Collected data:
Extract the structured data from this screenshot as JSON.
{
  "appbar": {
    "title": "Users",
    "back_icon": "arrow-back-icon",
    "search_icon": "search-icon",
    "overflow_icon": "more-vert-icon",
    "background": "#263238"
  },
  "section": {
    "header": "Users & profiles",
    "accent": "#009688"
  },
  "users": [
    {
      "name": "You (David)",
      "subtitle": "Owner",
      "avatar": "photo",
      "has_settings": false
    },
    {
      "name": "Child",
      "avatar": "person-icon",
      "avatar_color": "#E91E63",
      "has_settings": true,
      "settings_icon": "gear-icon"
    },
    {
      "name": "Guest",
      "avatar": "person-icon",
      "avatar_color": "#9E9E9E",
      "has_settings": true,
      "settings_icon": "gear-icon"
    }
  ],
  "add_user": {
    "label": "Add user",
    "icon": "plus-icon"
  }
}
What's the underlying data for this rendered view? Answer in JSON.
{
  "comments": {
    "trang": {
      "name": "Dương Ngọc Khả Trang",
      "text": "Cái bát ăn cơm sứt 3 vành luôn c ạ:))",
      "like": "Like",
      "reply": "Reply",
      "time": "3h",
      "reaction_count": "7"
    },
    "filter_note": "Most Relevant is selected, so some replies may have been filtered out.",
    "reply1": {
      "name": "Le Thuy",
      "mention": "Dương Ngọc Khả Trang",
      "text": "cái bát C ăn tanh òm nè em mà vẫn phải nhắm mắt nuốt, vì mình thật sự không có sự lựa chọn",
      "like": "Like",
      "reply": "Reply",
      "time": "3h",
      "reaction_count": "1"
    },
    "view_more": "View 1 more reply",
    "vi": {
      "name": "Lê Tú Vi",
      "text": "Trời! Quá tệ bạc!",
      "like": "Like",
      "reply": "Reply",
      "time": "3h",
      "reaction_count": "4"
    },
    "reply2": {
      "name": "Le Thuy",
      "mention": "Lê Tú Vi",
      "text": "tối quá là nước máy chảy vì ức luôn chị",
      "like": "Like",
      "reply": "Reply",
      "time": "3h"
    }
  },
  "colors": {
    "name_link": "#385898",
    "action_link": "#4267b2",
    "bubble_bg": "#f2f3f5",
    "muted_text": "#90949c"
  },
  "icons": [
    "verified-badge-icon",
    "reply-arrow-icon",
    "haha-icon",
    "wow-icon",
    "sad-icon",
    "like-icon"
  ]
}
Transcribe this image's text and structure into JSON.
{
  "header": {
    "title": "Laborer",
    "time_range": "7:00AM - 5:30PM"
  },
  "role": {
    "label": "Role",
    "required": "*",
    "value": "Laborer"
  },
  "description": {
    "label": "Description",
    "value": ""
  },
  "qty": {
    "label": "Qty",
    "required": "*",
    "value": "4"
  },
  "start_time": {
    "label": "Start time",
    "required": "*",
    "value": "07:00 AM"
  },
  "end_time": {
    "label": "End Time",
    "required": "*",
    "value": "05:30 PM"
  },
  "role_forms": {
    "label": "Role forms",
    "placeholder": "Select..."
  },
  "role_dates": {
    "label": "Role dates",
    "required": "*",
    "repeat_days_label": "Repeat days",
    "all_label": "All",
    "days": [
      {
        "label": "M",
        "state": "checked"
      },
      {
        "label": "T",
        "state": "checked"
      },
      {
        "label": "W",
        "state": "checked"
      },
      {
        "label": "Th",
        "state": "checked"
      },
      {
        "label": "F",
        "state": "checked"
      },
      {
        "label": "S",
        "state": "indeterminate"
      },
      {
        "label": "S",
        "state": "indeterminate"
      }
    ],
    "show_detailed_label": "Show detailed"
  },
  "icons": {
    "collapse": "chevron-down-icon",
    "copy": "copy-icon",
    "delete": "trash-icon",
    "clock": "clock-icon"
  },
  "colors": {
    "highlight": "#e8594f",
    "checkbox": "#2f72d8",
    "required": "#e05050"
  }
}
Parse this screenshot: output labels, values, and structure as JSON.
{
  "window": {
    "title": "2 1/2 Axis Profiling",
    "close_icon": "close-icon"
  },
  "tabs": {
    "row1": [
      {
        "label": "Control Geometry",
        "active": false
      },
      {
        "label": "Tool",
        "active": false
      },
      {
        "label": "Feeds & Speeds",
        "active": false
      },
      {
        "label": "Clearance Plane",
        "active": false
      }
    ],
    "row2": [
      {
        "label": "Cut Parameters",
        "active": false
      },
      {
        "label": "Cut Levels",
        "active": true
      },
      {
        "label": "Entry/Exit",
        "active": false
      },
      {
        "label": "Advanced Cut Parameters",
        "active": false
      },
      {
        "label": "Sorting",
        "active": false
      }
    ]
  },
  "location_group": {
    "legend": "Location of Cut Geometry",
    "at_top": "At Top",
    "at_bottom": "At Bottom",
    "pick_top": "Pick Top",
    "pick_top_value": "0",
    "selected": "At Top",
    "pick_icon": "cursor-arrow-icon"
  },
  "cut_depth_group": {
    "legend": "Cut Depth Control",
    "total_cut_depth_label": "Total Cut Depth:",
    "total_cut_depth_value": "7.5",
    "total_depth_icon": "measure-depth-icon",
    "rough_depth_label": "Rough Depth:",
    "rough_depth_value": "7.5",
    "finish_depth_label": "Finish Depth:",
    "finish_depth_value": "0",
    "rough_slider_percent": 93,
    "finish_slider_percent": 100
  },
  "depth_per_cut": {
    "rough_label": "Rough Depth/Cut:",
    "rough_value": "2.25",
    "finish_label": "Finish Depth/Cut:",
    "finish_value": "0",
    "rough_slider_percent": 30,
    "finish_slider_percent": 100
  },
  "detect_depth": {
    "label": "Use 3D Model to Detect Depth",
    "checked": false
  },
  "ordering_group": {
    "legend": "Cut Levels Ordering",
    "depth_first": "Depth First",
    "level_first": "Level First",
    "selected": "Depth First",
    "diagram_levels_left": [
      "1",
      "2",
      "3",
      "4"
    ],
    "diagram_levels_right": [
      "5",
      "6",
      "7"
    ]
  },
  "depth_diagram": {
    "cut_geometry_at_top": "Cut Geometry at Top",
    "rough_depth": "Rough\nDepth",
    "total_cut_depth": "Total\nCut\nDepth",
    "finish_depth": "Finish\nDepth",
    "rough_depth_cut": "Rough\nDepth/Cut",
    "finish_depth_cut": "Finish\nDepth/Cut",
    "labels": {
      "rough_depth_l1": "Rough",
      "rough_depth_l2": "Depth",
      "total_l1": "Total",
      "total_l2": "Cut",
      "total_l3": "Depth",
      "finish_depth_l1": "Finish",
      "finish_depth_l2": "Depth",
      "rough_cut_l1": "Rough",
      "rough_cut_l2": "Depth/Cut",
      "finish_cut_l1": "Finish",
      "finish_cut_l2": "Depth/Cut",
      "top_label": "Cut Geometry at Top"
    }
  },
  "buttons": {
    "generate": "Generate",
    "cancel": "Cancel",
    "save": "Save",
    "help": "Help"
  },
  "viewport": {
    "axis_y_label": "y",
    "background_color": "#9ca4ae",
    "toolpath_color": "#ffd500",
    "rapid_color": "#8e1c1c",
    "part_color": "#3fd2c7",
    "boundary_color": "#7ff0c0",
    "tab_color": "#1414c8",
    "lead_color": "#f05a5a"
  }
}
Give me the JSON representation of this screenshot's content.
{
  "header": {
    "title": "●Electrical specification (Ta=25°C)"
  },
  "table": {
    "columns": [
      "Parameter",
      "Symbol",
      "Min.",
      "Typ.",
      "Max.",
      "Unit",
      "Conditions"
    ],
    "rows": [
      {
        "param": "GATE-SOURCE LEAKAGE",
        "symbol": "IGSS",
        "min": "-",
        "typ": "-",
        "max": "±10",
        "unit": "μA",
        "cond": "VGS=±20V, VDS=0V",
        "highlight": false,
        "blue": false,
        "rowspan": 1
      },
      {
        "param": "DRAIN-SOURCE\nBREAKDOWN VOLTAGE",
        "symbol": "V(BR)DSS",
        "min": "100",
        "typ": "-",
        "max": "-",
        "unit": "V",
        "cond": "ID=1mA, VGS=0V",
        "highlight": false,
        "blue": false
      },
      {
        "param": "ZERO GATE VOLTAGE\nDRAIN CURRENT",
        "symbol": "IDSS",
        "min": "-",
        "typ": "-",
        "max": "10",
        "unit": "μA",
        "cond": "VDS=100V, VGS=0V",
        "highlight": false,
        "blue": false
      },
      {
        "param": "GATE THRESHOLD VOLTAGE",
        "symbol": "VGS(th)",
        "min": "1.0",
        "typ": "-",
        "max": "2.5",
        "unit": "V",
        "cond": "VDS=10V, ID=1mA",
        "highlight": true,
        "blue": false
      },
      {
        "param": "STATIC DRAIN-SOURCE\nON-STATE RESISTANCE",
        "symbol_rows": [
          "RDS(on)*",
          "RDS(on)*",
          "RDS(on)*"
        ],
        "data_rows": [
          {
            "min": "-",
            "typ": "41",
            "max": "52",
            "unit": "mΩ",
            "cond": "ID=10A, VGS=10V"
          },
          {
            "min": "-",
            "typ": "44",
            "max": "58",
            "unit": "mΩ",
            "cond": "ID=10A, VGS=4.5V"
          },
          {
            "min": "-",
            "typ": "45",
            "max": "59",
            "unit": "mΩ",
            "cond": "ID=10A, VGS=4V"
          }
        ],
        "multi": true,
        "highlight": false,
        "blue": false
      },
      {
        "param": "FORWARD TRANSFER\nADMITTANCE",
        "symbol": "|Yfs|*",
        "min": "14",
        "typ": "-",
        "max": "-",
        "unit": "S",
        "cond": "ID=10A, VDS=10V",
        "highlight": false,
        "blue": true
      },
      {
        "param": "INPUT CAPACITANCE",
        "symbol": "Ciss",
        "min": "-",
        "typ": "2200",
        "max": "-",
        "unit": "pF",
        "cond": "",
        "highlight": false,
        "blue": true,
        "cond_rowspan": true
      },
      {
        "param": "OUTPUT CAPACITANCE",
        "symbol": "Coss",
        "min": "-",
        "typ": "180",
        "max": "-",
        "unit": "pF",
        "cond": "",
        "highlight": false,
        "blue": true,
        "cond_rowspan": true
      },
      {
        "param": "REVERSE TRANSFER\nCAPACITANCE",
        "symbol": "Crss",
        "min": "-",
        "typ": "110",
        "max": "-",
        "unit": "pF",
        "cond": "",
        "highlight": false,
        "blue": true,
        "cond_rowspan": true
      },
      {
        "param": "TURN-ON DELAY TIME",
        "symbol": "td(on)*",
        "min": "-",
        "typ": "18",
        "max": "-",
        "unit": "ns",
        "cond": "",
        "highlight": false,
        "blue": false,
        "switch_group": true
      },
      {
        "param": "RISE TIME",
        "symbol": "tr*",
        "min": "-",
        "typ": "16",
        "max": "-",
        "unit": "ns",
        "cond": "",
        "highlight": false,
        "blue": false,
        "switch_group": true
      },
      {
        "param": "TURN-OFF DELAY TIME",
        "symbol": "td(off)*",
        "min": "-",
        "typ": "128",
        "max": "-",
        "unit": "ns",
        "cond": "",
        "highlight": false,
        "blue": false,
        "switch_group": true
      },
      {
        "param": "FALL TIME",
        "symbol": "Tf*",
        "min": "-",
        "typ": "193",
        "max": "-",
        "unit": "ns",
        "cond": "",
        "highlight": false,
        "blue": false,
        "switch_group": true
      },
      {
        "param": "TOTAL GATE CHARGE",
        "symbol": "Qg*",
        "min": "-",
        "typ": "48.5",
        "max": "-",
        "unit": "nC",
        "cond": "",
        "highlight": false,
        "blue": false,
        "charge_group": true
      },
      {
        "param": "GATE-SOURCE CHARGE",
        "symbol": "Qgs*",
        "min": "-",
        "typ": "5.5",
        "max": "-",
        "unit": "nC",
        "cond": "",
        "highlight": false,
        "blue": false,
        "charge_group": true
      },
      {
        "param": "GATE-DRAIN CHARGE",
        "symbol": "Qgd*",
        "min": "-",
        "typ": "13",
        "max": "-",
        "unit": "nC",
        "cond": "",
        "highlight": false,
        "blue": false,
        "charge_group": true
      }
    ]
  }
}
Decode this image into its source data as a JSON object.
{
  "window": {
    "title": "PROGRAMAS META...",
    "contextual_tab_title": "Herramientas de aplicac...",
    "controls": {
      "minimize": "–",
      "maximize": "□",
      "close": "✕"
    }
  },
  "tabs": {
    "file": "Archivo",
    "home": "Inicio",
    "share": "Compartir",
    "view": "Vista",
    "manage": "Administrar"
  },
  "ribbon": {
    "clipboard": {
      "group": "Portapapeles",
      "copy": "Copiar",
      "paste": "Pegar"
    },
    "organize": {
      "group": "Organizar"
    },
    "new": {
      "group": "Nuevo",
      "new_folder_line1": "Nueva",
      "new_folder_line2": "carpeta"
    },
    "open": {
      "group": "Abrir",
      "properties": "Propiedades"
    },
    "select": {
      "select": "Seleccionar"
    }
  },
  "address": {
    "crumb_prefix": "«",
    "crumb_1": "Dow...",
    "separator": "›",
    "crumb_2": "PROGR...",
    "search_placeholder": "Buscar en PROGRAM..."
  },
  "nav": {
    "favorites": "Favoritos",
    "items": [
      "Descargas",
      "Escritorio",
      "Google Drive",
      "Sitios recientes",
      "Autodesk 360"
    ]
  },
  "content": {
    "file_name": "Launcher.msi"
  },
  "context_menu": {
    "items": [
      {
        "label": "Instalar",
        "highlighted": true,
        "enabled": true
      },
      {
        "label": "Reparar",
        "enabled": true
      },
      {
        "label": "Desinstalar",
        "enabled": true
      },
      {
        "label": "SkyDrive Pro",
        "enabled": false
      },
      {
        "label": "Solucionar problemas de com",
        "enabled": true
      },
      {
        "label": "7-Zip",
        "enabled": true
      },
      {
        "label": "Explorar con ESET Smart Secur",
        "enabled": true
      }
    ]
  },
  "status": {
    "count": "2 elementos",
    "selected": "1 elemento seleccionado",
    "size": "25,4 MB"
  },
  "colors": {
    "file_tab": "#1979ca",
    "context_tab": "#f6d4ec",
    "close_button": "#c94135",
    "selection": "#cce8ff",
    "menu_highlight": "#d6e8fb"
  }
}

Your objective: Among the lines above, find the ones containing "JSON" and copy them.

The completed task:
Extract the structured data from this screenshot as JSON.
What's the underlying data for this rendered view? Answer in JSON.
Transcribe this image's text and structure into JSON.
Parse this screenshot: output labels, values, and structure as JSON.
Give me the JSON representation of this screenshot's content.
Decode this image into its source data as a JSON object.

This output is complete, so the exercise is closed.